(Des Moines Register) -- A week after he quit the presidential race, fundraising mailers from Rick Santorum arrived in Iowa mailboxes Monday with a strongly-worded warning.
"It truly frightens me to think what'll happen if Mitt Romney is the nominee," says the letter signed by Santorum and paid for by his campaign.
The undated letter says there's still time for conservatives to make sure the GOP doesn't nominate "a Massachusetts Moderate" and that Republicans would be "crippled" if Romney were to become the nominee.
The blunt message quickly had Republicans here speculating: Did Santorum order up the mailer right before he suspended his campaign on April 10, so its timing was just a simple and understandable mistake? Or, did Santorum, who is still raising money and possibly not quite ready to come to grips with his loss, send this wording out deliberately?
The mailers were paid for and sent before Santorum stepped out of the race, Santorum campaign spokeswoman Alice Stewart said tonight.
Read the letter
Earlier in the day, conservative radio talk show host Steve Deace said he thought there were four possible explanations.
"One, this is simple campaign ineptitude. Two, there is conflict between Santorum's personal convictions and those within his campaign who would like their careers extended by Romney come the general election," Deace said.
Deace noted that a top Santorum adviser last week insisted he would campaign with Romney, and that major financial backer Foster Friess has already shifted his support to Romney.
But last night, Santorum declined to endorse Romney during a conference call with supporters meant to offer thanks and to ask for money.
"Three, this is simply an attempt to leverage more out of Romney by reminding him his base likes him less than they liked McCain, and four, all of the above," said Deace, whose show airs on KTIA 99.3 FM in Boone, WHO 1040 AM in Des Moines, KMA 960 AM in Shenandoah, and stations in several other states.
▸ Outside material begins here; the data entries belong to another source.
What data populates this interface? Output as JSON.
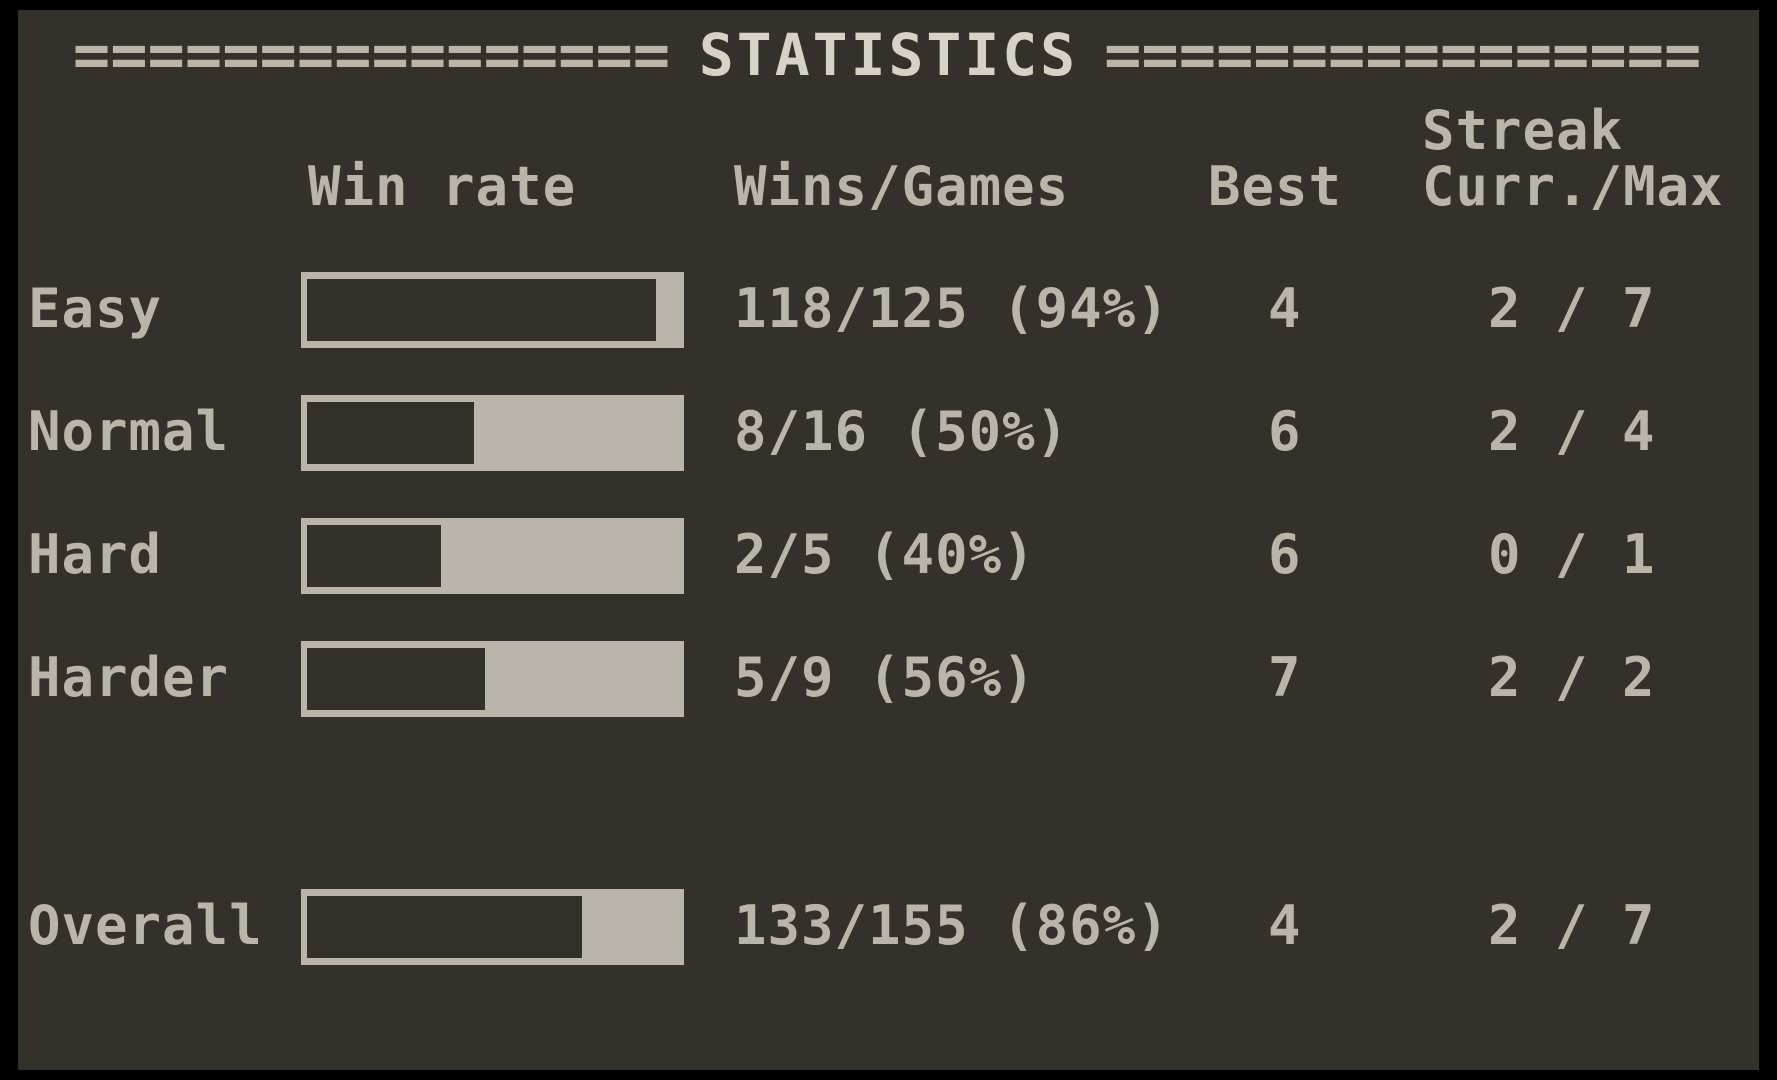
{
  "window": {
    "title": "STATISTICS",
    "rule_left": "================",
    "rule_right": "===================",
    "background_color": "#33312a",
    "text_color": "#bab5ab",
    "border_color": "#000000"
  },
  "columns": {
    "win_rate": "Win rate",
    "wins_games": "Wins/Games",
    "best": "Best",
    "streak": "Streak",
    "curr_max": "Curr./Max"
  },
  "chart_data": {
    "type": "bar",
    "title": "STATISTICS",
    "xlabel": "",
    "ylabel": "Win rate",
    "categories": [
      "Easy",
      "Normal",
      "Hard",
      "Harder",
      "Overall"
    ],
    "values": [
      94,
      50,
      40,
      56,
      86
    ],
    "ylim": [
      0,
      100
    ],
    "grid": false,
    "legend": "none",
    "orientation": "horizontal",
    "value_unit": "%"
  },
  "rows": [
    {
      "label": "Easy",
      "win_rate_pct": 94,
      "bar_empty_pct": 94,
      "wins_games": "118/125 (94%)",
      "best": "4",
      "streak": "2 / 7",
      "spaced": false
    },
    {
      "label": "Normal",
      "win_rate_pct": 50,
      "bar_empty_pct": 45,
      "wins_games": "8/16 (50%)",
      "best": "6",
      "streak": "2 / 4",
      "spaced": false
    },
    {
      "label": "Hard",
      "win_rate_pct": 40,
      "bar_empty_pct": 36,
      "wins_games": "2/5 (40%)",
      "best": "6",
      "streak": "0 / 1",
      "spaced": false
    },
    {
      "label": "Harder",
      "win_rate_pct": 56,
      "bar_empty_pct": 48,
      "wins_games": "5/9 (56%)",
      "best": "7",
      "streak": "2 / 2",
      "spaced": false
    },
    {
      "label": "Overall",
      "win_rate_pct": 86,
      "bar_empty_pct": 74,
      "wins_games": "133/155 (86%)",
      "best": "4",
      "streak": "2 / 7",
      "spaced": true
    }
  ]
}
Steve Grubbs, a GOP strategist from Davenport who was Iowa campaign chairman for presidential candidate Herman Cain, said: "I'm sure the Santorum campaign is regretting that mail piece at this point, because as much as they may not have wanted to lose to Romney, I'm sure they don't want to be seen as hurting the chances for the GOP this fall."
Grubbs said national direct mail is tricky for campaigns because it can take half a month to be delivered.
"Well after Herman Cain dropped out, we had mail landing telling people we were on the verge of winning the nomination," Grubbs said.
He added that late mailers are a double mistake for campaigns because they send a negative message after the time for that has come and gone - and they cost thousands of dollars and return almost nothing in contributions.
Santorum expressed fondness for Iowa in his speech withdrawing from the race last week, saying his victory in the Iowa caucuses gave an improbable candidate a big boost. Romney nearly tied him in the caucuses, finishing within a historically close margin of 34 votes.
In the fundraising letter that arrived in Iowa, Santorum said Republicans would be "crippled" if Romney were the one chosen to take on President Barack Obama.
"My friend, Republicans and conservatives will be crippled by a nominee who presents zero contrast with Barack Obama on the major issues of this election," Santorum wrote. "Any attempt by Mitt Romney to attack President Obama's positions on health-care, energy policy, social issues, or the economy will be easily neutralized."
Romney is widely considered the GOP nominee at this point, although that will officially be decided at the Republican national convention in Tampa in late August.